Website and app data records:
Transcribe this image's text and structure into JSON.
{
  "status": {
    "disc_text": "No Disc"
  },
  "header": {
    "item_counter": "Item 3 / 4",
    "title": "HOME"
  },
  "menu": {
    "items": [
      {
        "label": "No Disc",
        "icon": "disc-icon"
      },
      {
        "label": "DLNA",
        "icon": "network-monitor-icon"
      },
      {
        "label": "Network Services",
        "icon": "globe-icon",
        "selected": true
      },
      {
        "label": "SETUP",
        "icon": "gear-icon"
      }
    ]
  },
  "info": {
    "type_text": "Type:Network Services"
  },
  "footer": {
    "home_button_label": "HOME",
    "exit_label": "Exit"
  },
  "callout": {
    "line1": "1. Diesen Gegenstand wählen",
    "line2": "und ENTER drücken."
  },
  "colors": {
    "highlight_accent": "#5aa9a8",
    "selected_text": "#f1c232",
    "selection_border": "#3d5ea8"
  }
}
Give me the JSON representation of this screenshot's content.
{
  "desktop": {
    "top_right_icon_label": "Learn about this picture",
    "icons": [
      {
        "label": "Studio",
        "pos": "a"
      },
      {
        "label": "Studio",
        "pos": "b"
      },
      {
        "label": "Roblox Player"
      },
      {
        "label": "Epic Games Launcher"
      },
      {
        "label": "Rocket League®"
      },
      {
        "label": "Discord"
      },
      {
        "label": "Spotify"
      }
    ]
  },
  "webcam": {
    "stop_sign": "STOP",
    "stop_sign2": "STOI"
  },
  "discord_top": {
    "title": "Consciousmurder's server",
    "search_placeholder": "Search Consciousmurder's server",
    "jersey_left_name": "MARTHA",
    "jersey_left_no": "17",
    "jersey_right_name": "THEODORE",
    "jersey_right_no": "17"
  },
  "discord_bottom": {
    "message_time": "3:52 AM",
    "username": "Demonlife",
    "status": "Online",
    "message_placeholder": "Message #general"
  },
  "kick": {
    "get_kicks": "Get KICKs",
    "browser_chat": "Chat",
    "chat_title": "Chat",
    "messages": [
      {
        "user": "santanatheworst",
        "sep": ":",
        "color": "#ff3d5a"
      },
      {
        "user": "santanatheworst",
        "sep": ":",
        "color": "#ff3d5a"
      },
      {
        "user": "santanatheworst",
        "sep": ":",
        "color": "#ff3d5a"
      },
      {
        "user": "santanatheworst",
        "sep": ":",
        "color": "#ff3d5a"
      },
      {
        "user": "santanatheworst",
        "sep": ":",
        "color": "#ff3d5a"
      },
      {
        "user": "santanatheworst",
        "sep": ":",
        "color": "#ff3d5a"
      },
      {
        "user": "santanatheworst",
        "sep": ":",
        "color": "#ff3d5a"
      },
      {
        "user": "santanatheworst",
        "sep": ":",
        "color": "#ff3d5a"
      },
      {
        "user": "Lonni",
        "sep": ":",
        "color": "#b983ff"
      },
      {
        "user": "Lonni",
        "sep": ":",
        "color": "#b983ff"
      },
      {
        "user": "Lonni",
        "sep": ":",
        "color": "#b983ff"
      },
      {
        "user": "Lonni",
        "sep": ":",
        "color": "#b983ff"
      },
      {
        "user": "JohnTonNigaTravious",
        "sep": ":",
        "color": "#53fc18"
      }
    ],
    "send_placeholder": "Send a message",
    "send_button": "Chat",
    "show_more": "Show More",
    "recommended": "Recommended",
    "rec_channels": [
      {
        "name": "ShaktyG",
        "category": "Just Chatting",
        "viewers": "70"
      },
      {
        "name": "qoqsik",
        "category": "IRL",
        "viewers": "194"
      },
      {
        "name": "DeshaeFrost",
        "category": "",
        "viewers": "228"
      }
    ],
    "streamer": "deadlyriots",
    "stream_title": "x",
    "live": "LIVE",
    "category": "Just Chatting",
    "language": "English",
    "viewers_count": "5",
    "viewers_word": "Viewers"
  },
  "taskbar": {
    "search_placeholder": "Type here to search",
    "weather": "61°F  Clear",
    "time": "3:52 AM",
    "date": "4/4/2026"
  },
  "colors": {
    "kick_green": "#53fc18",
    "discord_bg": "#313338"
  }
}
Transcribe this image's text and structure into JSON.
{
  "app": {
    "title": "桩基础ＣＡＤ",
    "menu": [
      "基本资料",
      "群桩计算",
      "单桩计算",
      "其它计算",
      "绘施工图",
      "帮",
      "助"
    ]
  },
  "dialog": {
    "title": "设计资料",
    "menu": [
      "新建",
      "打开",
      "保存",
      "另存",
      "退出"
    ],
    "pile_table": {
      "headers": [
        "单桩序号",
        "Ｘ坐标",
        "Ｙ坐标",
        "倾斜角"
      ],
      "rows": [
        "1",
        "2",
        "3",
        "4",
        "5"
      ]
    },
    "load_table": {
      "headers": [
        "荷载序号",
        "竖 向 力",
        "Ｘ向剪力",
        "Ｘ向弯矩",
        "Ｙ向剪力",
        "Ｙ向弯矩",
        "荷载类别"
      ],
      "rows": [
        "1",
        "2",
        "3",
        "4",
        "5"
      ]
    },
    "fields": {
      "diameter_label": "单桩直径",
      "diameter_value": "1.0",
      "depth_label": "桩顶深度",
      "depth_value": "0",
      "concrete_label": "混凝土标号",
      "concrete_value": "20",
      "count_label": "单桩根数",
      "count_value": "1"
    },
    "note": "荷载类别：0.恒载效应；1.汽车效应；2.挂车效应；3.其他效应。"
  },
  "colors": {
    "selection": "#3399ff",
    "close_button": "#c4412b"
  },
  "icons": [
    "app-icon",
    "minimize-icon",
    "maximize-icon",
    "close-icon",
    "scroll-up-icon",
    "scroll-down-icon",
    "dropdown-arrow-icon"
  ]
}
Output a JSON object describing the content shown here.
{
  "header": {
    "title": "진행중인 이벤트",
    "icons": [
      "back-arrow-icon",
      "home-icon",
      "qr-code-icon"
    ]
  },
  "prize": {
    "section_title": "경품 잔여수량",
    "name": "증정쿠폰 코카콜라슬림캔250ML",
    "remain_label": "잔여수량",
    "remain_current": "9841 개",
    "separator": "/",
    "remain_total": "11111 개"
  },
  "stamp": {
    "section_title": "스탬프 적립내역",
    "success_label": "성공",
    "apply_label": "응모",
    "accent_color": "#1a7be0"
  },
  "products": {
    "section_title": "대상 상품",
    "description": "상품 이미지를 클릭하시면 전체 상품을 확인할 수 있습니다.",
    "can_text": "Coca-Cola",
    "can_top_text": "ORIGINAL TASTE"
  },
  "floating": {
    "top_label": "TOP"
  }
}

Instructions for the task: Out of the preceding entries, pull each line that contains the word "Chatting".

Answer to this problem:
        "category": "Just Chatting",
    "category": "Just Chatting",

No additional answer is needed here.